Bacillus sp. SXB and Pantoea sp. IMH, aerobic As(V)-reducing bacteria isolated from arsenic-contaminated soil
Article first published online: 28 DEC 2012
© 2012 The Society for Applied Microbiology
Journal of Applied Microbiology
Volume 114, Issue 3, pages 713–721, March 2013
How to Cite
Wu, Q., Du, J., Zhuang, G. and Jing, C. (2013), Bacillus sp. SXB and Pantoea sp. IMH, aerobic As(V)-reducing bacteria isolated from arsenic-contaminated soil. Journal of Applied Microbiology, 114: 713–721. doi: 10.1111/jam.12093
- Issue published online: 18 FEB 2013
- Article first published online: 28 DEC 2012
- Accepted manuscript online: 4 DEC 2012 11:46AM EST
- Manuscript Accepted: 30 NOV 2012
- Manuscript Revised: 29 NOV 2012
- Manuscript Received: 28 SEP 2012

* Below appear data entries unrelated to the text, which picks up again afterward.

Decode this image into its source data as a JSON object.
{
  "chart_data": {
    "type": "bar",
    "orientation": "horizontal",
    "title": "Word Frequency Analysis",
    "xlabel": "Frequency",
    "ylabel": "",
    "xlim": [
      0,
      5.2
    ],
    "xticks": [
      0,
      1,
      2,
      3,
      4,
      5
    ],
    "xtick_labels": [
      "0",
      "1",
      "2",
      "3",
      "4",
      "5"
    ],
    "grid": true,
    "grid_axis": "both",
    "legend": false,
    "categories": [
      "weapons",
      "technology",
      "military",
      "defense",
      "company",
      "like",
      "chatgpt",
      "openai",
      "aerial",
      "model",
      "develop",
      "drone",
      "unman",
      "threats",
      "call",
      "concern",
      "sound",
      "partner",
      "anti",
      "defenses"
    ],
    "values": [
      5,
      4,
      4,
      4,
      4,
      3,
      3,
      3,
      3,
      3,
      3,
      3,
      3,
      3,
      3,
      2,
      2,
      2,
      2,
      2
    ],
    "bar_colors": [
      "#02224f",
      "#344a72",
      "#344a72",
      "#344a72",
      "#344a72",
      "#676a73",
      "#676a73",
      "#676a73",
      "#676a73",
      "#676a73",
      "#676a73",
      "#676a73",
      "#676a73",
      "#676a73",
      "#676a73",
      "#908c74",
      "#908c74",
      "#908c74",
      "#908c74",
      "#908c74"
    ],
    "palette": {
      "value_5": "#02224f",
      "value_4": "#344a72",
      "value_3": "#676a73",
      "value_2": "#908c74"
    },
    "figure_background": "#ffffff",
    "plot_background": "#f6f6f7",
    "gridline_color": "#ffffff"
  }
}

- National Natural Science Foundation of China. Grant Numbers: 20977098, 20890112, 20921063
- ars genes;
- As-contaminated soil;
To isolate highly effective aerobic As(V)-reducing bacteria from arsenic(As)-contaminated soils in Northwest China and to identify their dynamic As(V) reduction processes and genomic detoxification mechanisms.
Methods and Results
Enrichment cultures were performed aerobically in tryptone, yeast extract and glucose medium in the presence of As(V). Strain SXB isolated from soil in Shanxi Province, belonging to Bacillus genus, reduced As(V) more effectively under aerobic conditions than under anaerobic conditions. Strain IMH, a strictly aerobic isolate obtained from soil in Inner Mongolia, identified as Pantoea, is reported for the first time to reduce As(V). Both isolates could reduce over 90% As(V) in 36 h under aerobic conditions. Putative gene fragments for the ArsB efflux pump gene were obtained from both strains. The putative arsenate reductase gene was only amplified from strain SXB. A putative arsH gene was amplified from strain IMH.
Strains SXB and IMH isolated from the As-contaminated soils reduce As(V) effectively under aerobic conditions via a detoxification mechanism regulated by ars operons.
Significance and Impact of the Study
Pantoea genus is reported to reduce As(V) for the first time. This study provides a full understanding of the highly effective As(V)-reducing bacteria SXB and IMH, which could influence the As biogeochemical cycle in soils.